The Cultural Defense of Nations presents a timely, thought-provoking thesis on one of the most pressing issues of our time-immigrants, majority groups, and national identity.
Here is more news about the San Bernadino terrorists. (I thought about saying "suspects" but that would seem an understatement of the truth at this point.). Tashfeen Malik apparently claimed she was pregnant when she was interviewed by a visa officer after she had applied for lawful permanent resident status as the fiancé of Syed Rizwan Farook in 2014. A note scrawled in red ink on a page in Malik’s application reads: “applicant is pregnant due on 05-21-15,” a congressional official who has reviewed her immigration record said Monday.
Brazil has made it relatively easy for Syrian refugees to relocate there, but South America's largest country is often a destination of last resort. Many find the street crime, a lack of jobs and a more sensual culture difficult to deal with. But some are also reinventing themselves. See the latest installment of the Los Angeles Times "Fleeing Syria" series about the mass migration.
In the first ten months of 2015, more than 1.2 million illegal border crossings at the external border of the EU have been detected, a level never seen before in Europe. This edition of Migration Policy Debates scrutinizes the factors that facilitate human trafficking, as well as the smuggling routes to OECD countries. It synthesizes available evidence and reviews existing policy tools for tackling such crime.
Monday, December 28, 2015
From the Los Angeles Times:
This year saw new influxes of Central Americans and Cubans on the southern border, Syrian refugees rejected by the leaders of more than 30 states and the president's executive action on immigration mired in legal challenges.
Next year, those stories are expected to play out amid a presidential campaign in which immigration is already a key issue. A look at what's ahead in 2016:
1. Cuban migrants: Will their special status change?
2. Syrian refugees: Will states win the right to reject them?
3. Executive action on immigration: Will the Supreme Court take the case?
4. Central American families: Will we see another crisis on the border like last year?
5. Pope on the border: Will it be safe?
Read more here...
DO NOT OPEN THE DOOR. ASK TO SEE A WARRANT. DO NOT ANSWER ANY QUESTIONS, EVEN YOUR NAME.
DO NOT SIGN ANYTHING. Again, tell them that you want to speak to a lawyer.
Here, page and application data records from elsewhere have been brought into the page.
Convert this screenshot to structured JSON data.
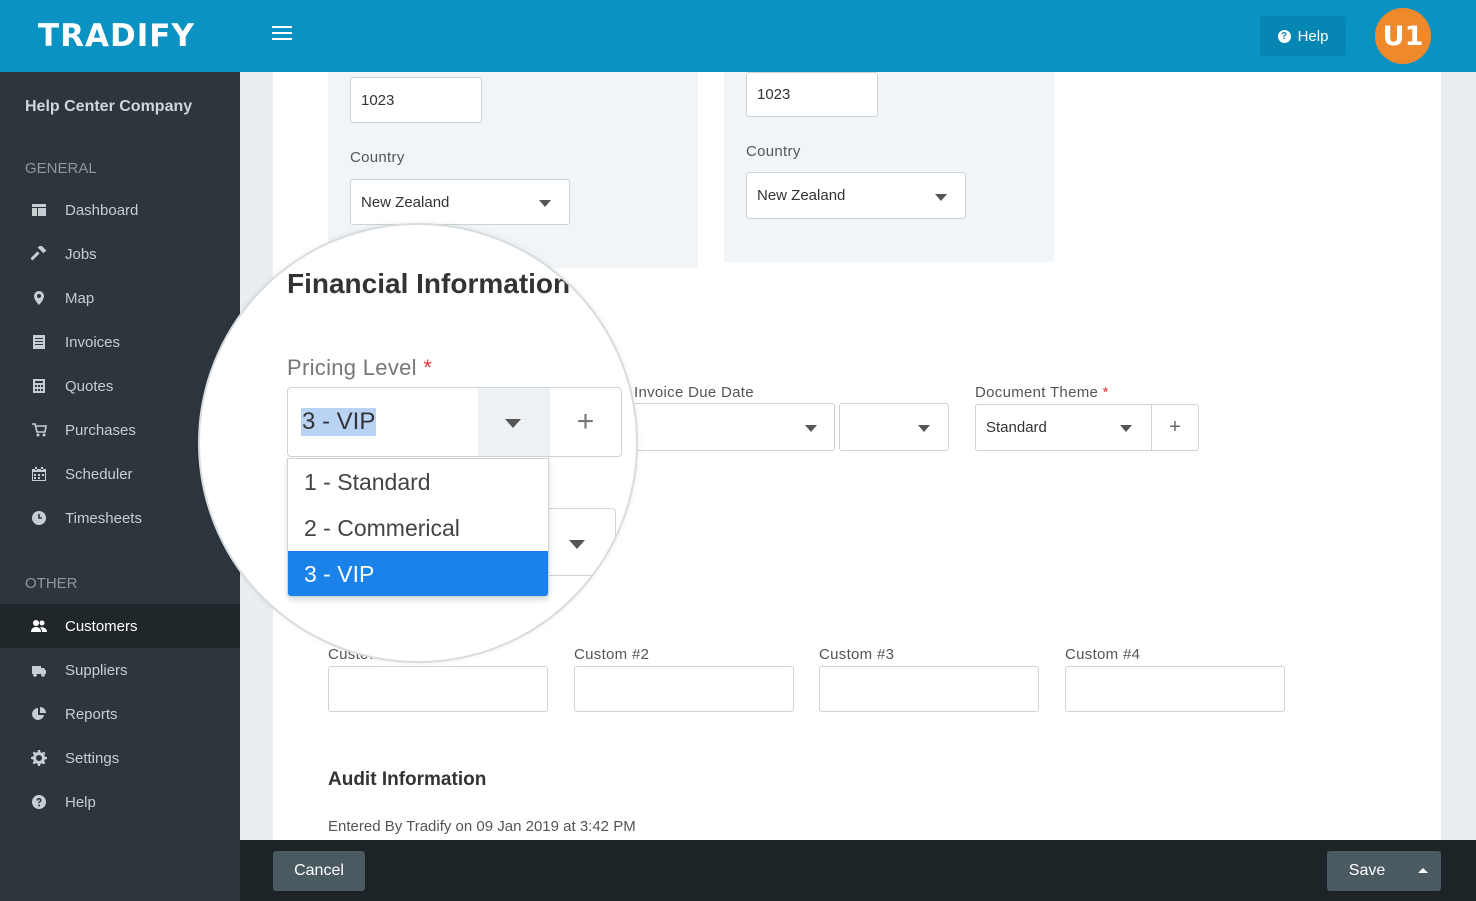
{
  "header": {
    "logo": "TRADIFY",
    "help_label": "Help",
    "avatar_initials": "U1"
  },
  "sidebar": {
    "company": "Help Center Company",
    "general_label": "GENERAL",
    "other_label": "OTHER",
    "general_items": [
      {
        "label": "Dashboard",
        "icon": "dashboard-icon"
      },
      {
        "label": "Jobs",
        "icon": "hammer-icon"
      },
      {
        "label": "Map",
        "icon": "map-pin-icon"
      },
      {
        "label": "Invoices",
        "icon": "invoice-icon"
      },
      {
        "label": "Quotes",
        "icon": "calculator-icon"
      },
      {
        "label": "Purchases",
        "icon": "cart-icon"
      },
      {
        "label": "Scheduler",
        "icon": "calendar-icon"
      },
      {
        "label": "Timesheets",
        "icon": "clock-icon"
      }
    ],
    "other_items": [
      {
        "label": "Customers",
        "icon": "users-icon",
        "active": true
      },
      {
        "label": "Suppliers",
        "icon": "truck-icon"
      },
      {
        "label": "Reports",
        "icon": "pie-chart-icon"
      },
      {
        "label": "Settings",
        "icon": "gear-icon"
      },
      {
        "label": "Help",
        "icon": "question-icon"
      }
    ]
  },
  "address_left": {
    "postcode": "1023",
    "country_label": "Country",
    "country_value": "New Zealand"
  },
  "address_right": {
    "postcode": "1023",
    "country_label": "Country",
    "country_value": "New Zealand"
  },
  "financial": {
    "heading": "Financial Information",
    "pricing_level_label": "Pricing Level",
    "required_mark": "*",
    "pricing_level_value": "3 - VIP",
    "pricing_options": [
      "1 - Standard",
      "2 - Commerical",
      "3 - VIP"
    ],
    "selected_option": "3 - VIP",
    "invoice_due_label": "Invoice Due Date",
    "document_theme_label": "Document Theme",
    "document_theme_value": "Standard"
  },
  "custom": {
    "custom1_label": "Custo…",
    "custom2_label": "Custom #2",
    "custom3_label": "Custom #3",
    "custom4_label": "Custom #4"
  },
  "audit": {
    "heading": "Audit Information",
    "entered_by": "Entered By Tradify on 09 Jan 2019 at 3:42 PM"
  },
  "footer": {
    "cancel_label": "Cancel",
    "save_label": "Save"
  },
  "colors": {
    "header": "#0a93c2",
    "sidebar": "#2c363c",
    "accent_selected": "#1a82e8",
    "avatar": "#f0892b"
  }
}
If ICE arrests you in a ICE raid:
- MAKE A PHONE CALL. If you are arrested, you have a right to make a phone call. Call family. Call a lawyer. Tell people where you are and who is holding you.